12 professionals must use their judgment, as well as follow the policies of their organization and any applicable law. This publication in no way absolves facilities of their responsibility for the appropriate orientation of healthcare professionals. Healthcare organizations using this publication as a part of their own orientation processes should review the contents of this publication to ensure accuracy and compliance before using this publication. Healthcare providers, hospitals and facilities that use this publication agree to defend and indemnify, and shall hold RN.com, including its parent(s), subsidiaries, affiliates, officers/directors, and employees from liability resulting from the use of this publication. The contents of this publication may not be reproduced without written permission from RN.com. Participants are advised that the accredited status of RN.com does not imply endorsement by the provider or ANCC of any products/therapeutics mentioned in this course. The information in the course is for educational purposes only. There is no off label usage of drugs or products discussed in this course. You may find that both generic and trade names are used in courses produced by RN.com. The use of trade names does not indicate any preference of one trade named agent or company over another. Trade names are provided to enhance recognition of agents described in the course. Note: All dosages given are for adults unless otherwise stated. The information on medications contained in this course is not meant to be prescriptive or all-encompassing. You are encouraged to consult with physicians and pharmacists about all medication issues for your patients. References Agency for Healthcare Research and Quality. Team STEPPS [accessed March, 2013]. Available from: American Nurses Credentialing Center. (2008). Magnet recognition program application manual Silver Spring, MD: Author. D'Amour, D., Ferrada-Videla, M., San Martin Rodriguez, L., & Beaulieu, M. D.(2005), The conceptual basis for interprofessional collaboration: Core concepts and theoretical framework (doi: / ) Gilbert HV, Yan J, Hoffman SJ. (2010)A WHO Report: Framework for Action on Interprofessional Education and Collaborative Practice. Journal of Allied Health.;39(Supplement 1): Institute of Medicine. (2001). Crossing the quality chasm.

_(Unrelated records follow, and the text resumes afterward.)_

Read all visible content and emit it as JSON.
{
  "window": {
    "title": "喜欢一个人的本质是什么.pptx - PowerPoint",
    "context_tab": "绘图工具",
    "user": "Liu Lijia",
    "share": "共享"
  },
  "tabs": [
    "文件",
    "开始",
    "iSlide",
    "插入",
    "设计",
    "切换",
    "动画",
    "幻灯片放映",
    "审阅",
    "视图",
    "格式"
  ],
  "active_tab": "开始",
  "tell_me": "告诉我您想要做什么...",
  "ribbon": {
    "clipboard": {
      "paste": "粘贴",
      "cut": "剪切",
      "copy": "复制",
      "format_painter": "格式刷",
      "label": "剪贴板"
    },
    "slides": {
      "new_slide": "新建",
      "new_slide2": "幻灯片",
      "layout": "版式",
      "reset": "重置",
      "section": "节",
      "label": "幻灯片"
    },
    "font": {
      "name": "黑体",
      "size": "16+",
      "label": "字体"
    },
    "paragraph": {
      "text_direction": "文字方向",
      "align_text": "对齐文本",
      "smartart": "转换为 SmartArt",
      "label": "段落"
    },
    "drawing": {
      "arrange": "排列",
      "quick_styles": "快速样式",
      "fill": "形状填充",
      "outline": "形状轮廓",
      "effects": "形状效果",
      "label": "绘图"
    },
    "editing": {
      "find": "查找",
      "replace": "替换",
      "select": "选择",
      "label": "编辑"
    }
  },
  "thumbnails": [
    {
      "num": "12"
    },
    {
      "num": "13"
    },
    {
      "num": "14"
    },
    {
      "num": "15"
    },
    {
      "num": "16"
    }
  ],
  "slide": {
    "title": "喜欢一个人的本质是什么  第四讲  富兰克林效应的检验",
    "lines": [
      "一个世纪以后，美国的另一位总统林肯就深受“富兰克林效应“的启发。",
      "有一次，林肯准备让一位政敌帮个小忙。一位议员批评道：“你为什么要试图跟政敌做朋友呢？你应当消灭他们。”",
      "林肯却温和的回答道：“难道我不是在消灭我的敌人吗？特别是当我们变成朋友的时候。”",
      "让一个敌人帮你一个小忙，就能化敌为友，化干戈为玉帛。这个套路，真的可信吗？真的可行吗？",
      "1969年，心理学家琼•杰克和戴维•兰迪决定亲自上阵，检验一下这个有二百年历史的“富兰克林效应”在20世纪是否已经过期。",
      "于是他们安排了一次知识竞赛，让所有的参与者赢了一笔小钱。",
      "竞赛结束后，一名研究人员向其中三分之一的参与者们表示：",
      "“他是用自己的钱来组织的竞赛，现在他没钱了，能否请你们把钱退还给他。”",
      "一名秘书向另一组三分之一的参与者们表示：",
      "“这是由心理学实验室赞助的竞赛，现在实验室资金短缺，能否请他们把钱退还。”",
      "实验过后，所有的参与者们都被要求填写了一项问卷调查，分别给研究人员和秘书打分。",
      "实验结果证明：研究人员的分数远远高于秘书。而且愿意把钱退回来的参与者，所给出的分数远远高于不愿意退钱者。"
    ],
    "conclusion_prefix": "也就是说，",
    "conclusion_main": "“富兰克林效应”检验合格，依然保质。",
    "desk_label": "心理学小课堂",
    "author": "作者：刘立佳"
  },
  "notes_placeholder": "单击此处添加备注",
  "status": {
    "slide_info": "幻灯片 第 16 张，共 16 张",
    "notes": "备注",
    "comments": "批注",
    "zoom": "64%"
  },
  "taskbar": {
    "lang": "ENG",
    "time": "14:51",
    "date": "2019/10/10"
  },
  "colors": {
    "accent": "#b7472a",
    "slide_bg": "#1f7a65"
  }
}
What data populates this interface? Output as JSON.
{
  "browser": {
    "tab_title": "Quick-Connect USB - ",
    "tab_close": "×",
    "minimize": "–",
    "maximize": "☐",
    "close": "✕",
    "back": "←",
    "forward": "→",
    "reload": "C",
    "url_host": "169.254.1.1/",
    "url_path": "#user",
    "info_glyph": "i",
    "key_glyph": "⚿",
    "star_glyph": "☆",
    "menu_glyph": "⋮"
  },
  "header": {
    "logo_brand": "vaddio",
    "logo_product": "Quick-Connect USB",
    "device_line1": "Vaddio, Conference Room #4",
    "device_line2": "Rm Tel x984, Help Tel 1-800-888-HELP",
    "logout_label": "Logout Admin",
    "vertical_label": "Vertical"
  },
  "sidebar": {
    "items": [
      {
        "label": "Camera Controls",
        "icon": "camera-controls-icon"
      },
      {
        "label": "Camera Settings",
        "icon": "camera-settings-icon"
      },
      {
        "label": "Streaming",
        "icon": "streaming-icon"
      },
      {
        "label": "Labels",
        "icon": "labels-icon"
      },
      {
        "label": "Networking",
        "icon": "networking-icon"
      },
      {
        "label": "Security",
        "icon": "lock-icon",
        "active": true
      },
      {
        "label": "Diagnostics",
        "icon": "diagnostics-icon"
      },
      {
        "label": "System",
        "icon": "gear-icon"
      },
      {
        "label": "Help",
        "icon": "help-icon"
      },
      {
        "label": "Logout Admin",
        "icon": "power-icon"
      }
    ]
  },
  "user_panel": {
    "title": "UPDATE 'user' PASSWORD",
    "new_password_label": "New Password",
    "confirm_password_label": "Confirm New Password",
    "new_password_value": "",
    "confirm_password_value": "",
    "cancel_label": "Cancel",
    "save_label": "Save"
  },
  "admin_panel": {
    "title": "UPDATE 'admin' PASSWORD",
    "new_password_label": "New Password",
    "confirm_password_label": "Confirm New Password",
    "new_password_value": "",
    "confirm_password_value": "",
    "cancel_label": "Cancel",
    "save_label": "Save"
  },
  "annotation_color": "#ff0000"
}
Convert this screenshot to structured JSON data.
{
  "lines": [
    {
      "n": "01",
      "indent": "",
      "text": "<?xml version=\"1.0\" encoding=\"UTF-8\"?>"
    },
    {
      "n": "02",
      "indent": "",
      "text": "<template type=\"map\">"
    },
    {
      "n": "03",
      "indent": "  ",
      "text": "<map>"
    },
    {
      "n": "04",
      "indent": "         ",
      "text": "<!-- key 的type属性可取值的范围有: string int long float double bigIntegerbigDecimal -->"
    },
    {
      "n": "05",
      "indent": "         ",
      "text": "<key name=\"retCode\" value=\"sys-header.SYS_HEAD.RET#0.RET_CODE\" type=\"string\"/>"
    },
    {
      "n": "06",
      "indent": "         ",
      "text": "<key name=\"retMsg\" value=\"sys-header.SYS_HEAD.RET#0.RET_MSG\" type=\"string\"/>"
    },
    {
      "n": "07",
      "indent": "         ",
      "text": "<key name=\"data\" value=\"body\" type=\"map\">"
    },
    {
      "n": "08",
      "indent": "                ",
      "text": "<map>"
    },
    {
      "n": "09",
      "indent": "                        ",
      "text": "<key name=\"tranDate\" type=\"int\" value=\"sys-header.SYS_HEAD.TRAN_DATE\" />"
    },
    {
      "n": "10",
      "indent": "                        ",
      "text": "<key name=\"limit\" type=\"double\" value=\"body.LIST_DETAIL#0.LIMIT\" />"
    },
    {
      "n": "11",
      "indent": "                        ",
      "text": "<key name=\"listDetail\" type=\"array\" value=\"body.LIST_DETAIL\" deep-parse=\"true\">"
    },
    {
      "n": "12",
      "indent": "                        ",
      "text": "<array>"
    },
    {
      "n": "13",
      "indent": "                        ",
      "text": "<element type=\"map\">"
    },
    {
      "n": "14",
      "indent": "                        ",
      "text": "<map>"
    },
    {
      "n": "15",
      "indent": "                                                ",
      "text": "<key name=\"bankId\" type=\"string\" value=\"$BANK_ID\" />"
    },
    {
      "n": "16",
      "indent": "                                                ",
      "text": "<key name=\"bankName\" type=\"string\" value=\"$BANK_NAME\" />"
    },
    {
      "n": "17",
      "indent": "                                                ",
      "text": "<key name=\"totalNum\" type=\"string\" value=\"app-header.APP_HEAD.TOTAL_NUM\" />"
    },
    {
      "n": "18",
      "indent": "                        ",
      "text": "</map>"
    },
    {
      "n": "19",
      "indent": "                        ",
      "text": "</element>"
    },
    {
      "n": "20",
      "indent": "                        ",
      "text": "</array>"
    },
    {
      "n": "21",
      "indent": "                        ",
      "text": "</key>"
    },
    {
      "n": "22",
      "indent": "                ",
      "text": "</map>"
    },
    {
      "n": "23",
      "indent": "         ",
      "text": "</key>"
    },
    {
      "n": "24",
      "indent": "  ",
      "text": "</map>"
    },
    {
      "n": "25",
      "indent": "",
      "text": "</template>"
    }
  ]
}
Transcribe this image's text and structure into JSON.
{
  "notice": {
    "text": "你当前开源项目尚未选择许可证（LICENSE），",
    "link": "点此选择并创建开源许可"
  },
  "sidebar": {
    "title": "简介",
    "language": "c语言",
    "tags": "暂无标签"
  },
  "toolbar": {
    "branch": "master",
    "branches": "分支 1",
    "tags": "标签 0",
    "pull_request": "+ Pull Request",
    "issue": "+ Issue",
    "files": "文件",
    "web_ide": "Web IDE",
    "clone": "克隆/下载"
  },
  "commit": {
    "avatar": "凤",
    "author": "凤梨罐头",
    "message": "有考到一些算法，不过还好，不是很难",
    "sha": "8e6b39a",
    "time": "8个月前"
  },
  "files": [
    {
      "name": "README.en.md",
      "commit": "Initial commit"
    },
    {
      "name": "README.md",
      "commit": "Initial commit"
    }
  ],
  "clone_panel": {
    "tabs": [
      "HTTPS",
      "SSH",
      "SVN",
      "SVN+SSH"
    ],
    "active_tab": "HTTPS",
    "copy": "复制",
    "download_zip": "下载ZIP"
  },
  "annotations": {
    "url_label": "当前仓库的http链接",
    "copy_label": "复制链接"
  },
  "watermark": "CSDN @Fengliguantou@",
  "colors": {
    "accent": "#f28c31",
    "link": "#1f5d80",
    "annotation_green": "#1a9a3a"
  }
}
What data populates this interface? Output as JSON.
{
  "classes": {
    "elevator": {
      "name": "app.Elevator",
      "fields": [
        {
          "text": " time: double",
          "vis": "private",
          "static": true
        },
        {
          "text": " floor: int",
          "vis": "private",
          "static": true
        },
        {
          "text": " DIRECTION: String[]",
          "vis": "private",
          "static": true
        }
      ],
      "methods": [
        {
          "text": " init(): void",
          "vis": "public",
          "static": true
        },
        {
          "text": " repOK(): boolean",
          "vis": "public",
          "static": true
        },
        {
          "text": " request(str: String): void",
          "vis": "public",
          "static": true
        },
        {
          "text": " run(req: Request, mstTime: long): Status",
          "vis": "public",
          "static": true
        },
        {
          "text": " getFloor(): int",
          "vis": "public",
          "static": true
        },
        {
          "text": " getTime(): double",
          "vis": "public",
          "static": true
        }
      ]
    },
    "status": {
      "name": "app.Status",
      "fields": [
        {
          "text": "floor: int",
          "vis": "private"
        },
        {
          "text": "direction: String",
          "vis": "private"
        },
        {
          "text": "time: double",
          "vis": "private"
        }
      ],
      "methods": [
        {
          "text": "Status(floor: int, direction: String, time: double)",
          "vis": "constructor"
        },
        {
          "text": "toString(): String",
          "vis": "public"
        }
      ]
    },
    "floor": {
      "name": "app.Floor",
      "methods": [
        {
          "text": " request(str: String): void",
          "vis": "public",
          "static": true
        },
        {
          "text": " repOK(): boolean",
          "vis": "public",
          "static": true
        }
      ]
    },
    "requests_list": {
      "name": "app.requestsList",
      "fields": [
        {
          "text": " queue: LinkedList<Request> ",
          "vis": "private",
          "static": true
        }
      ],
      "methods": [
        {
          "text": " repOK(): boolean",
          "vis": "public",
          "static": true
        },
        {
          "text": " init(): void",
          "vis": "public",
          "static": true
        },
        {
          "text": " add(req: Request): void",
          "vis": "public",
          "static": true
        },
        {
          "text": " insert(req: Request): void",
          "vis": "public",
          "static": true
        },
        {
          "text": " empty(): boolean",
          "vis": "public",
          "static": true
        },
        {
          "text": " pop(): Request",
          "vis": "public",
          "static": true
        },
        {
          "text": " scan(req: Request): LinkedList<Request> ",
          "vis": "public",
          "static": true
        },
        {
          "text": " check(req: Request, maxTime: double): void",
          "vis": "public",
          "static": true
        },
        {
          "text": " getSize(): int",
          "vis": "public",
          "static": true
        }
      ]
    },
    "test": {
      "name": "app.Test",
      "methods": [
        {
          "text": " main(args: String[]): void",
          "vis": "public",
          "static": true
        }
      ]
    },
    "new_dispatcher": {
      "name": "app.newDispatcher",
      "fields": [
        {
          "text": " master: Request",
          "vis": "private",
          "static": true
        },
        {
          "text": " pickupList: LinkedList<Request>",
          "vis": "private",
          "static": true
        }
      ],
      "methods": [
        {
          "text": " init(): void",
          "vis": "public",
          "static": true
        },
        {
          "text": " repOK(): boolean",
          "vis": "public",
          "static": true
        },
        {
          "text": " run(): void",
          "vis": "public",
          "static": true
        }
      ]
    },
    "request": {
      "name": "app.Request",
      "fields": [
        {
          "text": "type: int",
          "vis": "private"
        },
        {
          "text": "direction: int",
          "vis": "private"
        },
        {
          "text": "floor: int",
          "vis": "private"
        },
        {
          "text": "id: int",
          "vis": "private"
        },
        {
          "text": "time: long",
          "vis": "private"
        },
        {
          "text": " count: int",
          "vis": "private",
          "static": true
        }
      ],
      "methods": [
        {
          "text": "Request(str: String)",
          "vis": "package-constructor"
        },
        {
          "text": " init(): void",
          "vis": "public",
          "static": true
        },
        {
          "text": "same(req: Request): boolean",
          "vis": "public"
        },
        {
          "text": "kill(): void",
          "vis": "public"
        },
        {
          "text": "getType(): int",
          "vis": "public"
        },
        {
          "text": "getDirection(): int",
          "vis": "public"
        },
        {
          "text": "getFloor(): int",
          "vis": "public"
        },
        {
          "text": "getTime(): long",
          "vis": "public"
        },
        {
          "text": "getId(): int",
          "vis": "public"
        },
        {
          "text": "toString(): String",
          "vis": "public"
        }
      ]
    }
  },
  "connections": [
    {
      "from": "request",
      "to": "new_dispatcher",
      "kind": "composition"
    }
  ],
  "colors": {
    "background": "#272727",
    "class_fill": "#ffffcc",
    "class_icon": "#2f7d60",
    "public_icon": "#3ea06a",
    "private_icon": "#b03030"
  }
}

CurtinCalls, 3(5), 6-7. Institute of Medicine. (1999) To err is human. Washington, D.C.: The National Press. Institute of Medicine. (2011) Future of Nursing Report. The future of nursing: leading change, advancing health. Washington, D.C.: The National Academic Press. Interprofessional Education Collaborative Expert Panel. (2011). Core competencies for interprofessional collaborative practice: Report of an expert panel. Washington, DC :Author. Institute for Healthcare Improvement. SBAR Technique for communication: a situational briefing model [accessed March, 2013] from: w.ihi.org/knowledge/pages/tools/sbartechniqueforcommunicationasituationalbriefingmodel Joint Commission on Accreditation of Healthcare Organizations, (2006). National Council of State Boards of Nursing (2001) Meeting the ongoing challenge of continued Competence. Chicago: Author. National Council for State Boards of Nursing (2005). Interprofessional Collaborative Education. Business book: NCSBN 2005 annual meeting. Chicago, IL